**EXERCISE DIRECTIONS:**
Find the line that contains "Parse this screenshot: output"; then retype it and each line after it, exactly, through the final line of the data below.

'''

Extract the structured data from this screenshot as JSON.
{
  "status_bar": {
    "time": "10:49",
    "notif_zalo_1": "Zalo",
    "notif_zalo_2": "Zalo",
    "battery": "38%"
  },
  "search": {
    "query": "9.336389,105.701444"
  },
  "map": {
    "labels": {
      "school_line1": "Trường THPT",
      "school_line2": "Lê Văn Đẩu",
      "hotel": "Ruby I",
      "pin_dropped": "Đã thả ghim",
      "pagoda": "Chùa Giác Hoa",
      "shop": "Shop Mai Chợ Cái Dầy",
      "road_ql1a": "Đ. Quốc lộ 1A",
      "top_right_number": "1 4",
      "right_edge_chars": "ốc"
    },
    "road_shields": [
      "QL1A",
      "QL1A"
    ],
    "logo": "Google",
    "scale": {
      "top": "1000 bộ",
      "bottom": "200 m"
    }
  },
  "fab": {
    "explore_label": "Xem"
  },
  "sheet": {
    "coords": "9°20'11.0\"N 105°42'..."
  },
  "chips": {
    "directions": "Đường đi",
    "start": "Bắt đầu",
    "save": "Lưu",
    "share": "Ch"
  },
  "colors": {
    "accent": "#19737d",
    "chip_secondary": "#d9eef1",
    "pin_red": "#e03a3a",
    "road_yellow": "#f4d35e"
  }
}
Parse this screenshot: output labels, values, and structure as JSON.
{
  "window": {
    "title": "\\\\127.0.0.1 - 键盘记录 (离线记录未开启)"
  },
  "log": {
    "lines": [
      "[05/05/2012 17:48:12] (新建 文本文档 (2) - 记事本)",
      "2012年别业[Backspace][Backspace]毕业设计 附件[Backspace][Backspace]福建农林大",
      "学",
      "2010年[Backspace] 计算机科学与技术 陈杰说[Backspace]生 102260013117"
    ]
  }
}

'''

**WRITTEN SOLUTION:**
Parse this screenshot: output labels, values, and structure as JSON.
{
  "window": {
    "title": "\\\\127.0.0.1 - 键盘记录 (离线记录未开启)"
  },
  "log": {
    "lines": [
      "[05/05/2012 17:48:12] (新建 文本文档 (2) - 记事本)",
      "2012年别业[Backspace][Backspace]毕业设计 附件[Backspace][Backspace]福建农林大",
      "学",
      "2010年[Backspace] 计算机科学与技术 陈杰说[Backspace]生 102260013117"
    ]
  }
}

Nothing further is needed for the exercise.